The basis for this sorting scheme was the legend of urban structure types derived for Leipzig in the 1990s.3 This legend was adapted to the automatic, object-based classification approach, keeping the characteristics of the structure types. The coexistence of both algorithms, nearest-neighbor and membership function, forms the basis of the scheme.

Keeping urban planning challenges for sustainability in mind, the quantity and character of demolished houses was investigated. The buildings cover approximately 112ha (hectares) and makes up about 20% of the total area of the test site. About 8ha of demolished houses comprise a high number of rapidly created open spaces.4

Remote-sensing applications offer object-oriented methods for investigating urban structure and automatically typifying morphology. The resultant urban structure types feature a whole set of indicators (rate of imperviousness, green spaces, derelict land, biotopes, and so on) that characterize the state and dynamics of urban physics in space and time and aid planning strategies for sustainable urban development.

Several communities in the Leipzig region have now started a cooperative planning effort called Grüner Ring Leipzig (Green Belt Leipzig) to which our remote sensing activities contribute for better coordinated regional development.

Ellen Banzhaf
Urban Ecology, Environmental Planning, and Transport
Helmholtz Centre for Environmental Research UFZ
Leipzig, Germany

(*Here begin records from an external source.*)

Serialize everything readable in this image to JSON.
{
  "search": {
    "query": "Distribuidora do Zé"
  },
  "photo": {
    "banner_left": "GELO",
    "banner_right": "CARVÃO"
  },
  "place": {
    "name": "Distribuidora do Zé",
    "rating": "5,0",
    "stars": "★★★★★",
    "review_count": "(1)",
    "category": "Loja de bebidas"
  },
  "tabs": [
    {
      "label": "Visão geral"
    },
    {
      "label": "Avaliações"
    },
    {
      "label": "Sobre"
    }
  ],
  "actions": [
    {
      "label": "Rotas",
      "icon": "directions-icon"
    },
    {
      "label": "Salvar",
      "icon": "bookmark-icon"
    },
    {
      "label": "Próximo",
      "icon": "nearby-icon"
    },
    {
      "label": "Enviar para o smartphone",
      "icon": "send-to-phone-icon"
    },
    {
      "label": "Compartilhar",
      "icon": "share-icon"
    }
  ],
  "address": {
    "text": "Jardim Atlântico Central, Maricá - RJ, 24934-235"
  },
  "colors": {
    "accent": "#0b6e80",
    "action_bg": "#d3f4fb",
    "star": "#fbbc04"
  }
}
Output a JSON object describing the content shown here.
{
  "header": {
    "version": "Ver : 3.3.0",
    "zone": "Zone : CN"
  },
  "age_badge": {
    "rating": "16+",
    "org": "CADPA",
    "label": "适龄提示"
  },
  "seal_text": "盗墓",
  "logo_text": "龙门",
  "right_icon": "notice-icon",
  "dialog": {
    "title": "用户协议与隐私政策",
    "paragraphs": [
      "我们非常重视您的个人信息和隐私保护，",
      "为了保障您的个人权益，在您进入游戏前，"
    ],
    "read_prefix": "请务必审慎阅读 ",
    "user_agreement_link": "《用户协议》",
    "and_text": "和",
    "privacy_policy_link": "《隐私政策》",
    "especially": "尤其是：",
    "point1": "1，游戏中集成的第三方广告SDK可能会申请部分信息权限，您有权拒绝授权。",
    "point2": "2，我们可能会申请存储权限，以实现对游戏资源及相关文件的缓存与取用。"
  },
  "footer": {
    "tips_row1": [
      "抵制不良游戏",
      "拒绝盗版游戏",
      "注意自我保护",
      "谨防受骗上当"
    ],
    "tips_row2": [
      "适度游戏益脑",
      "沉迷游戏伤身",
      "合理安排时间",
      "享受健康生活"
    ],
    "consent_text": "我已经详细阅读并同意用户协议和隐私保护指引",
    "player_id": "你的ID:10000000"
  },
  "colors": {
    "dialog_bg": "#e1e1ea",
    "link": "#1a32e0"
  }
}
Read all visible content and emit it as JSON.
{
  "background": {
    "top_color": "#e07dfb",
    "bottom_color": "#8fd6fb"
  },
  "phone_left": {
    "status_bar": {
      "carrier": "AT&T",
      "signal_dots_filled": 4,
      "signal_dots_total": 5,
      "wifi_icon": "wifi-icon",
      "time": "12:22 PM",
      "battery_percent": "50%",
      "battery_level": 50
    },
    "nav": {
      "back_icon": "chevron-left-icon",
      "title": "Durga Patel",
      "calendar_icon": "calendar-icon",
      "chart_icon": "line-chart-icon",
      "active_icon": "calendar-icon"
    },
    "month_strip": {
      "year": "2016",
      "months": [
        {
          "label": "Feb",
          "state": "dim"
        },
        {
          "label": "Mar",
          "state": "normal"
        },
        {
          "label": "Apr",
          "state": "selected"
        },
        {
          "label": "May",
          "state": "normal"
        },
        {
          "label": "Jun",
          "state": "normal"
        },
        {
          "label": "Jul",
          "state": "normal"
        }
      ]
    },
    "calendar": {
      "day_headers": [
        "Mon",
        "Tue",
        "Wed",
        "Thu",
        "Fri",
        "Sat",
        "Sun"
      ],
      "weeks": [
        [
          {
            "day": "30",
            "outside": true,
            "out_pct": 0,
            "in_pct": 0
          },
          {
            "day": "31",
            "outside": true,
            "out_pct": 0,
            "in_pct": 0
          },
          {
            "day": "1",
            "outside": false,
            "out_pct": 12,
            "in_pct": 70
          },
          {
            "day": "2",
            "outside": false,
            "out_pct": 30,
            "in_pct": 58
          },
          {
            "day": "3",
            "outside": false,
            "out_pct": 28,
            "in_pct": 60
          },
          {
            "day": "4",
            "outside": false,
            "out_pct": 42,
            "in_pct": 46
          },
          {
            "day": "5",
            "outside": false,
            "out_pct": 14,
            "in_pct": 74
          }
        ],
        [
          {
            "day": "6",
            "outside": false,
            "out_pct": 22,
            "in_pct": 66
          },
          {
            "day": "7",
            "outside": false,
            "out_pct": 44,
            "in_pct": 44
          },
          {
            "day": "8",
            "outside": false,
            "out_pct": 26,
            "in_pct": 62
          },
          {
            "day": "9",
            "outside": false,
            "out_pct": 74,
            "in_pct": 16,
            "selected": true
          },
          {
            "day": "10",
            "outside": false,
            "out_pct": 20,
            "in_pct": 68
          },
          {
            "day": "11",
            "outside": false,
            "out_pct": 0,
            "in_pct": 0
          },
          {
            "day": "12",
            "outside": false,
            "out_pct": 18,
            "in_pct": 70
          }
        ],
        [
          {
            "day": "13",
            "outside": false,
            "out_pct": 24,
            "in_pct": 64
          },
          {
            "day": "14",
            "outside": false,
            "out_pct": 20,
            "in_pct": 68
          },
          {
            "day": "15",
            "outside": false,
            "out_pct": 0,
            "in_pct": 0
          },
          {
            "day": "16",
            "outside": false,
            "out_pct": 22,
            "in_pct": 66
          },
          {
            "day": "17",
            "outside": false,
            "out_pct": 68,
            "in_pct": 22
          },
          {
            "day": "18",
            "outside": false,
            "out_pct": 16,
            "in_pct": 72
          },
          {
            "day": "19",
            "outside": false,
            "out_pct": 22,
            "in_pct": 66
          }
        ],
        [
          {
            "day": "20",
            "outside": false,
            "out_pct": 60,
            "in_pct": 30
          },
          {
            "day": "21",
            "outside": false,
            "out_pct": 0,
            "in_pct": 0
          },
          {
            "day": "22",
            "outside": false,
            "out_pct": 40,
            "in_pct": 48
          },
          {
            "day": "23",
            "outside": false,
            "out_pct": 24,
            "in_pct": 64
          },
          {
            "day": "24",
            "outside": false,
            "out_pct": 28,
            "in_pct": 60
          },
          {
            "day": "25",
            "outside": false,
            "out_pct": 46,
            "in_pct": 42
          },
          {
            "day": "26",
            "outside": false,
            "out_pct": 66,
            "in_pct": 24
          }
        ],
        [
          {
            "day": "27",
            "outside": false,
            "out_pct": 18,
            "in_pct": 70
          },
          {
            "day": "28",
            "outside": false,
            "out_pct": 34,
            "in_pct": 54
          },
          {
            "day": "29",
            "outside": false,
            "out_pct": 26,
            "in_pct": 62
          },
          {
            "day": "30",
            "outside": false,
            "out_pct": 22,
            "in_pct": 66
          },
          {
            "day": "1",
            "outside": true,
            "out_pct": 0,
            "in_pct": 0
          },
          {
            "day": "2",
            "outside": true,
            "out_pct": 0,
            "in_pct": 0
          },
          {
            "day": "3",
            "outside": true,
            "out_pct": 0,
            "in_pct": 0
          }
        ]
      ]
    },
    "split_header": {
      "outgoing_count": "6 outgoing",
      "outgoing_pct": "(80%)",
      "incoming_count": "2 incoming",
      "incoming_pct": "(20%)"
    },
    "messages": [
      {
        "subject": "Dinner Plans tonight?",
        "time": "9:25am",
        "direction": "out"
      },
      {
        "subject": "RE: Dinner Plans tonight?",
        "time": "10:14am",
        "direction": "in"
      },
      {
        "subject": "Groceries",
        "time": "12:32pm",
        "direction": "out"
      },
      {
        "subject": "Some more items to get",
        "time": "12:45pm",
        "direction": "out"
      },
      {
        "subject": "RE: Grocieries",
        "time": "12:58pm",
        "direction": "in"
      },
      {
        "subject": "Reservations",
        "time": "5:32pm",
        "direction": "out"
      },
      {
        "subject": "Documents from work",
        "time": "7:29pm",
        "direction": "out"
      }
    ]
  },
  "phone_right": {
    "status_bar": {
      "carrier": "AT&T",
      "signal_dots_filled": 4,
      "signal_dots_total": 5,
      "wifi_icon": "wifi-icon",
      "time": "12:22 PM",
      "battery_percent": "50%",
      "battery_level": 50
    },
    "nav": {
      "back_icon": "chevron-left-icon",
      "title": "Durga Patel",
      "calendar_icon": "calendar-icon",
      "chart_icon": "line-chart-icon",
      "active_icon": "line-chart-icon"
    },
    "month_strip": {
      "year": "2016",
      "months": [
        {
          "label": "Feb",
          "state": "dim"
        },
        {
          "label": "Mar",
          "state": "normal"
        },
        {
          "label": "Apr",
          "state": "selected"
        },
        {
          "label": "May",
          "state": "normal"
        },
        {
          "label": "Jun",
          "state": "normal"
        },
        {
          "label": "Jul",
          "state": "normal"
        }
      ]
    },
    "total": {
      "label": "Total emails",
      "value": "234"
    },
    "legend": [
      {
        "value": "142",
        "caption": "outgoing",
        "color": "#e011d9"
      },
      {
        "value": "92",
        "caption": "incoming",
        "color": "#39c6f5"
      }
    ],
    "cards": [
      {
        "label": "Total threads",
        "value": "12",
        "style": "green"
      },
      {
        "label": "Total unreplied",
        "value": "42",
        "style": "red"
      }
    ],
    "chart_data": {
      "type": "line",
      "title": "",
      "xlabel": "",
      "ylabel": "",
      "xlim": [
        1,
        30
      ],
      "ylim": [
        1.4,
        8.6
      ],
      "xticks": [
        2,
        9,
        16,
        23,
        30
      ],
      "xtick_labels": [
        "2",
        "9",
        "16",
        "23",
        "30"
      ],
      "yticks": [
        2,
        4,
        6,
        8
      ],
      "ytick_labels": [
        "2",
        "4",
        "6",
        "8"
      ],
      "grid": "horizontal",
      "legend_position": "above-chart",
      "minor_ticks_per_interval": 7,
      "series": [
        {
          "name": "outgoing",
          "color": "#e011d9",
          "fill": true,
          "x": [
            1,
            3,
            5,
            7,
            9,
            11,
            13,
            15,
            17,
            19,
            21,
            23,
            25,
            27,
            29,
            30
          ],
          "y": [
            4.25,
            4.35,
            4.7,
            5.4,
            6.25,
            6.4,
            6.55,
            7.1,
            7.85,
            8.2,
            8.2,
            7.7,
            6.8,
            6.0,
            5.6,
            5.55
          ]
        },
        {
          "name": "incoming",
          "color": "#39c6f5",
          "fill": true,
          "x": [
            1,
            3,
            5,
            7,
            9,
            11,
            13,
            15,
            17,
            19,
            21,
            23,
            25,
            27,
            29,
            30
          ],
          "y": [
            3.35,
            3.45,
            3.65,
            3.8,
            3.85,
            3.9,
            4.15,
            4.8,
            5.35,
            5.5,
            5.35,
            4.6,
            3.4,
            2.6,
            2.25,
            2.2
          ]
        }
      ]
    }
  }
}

Ellen Banzhaf is a senior scientist in the geomatics working group at the Helmholtz Centre for Environmental Research in Leipzig, Germany. Her major fields of interest include remote sensing in urban areas as well as in biodiversity research. She is also in charge of remote sensing, flood risk analysis, and geodatabase management for the interdisciplinary project Risk Habitat Megacity.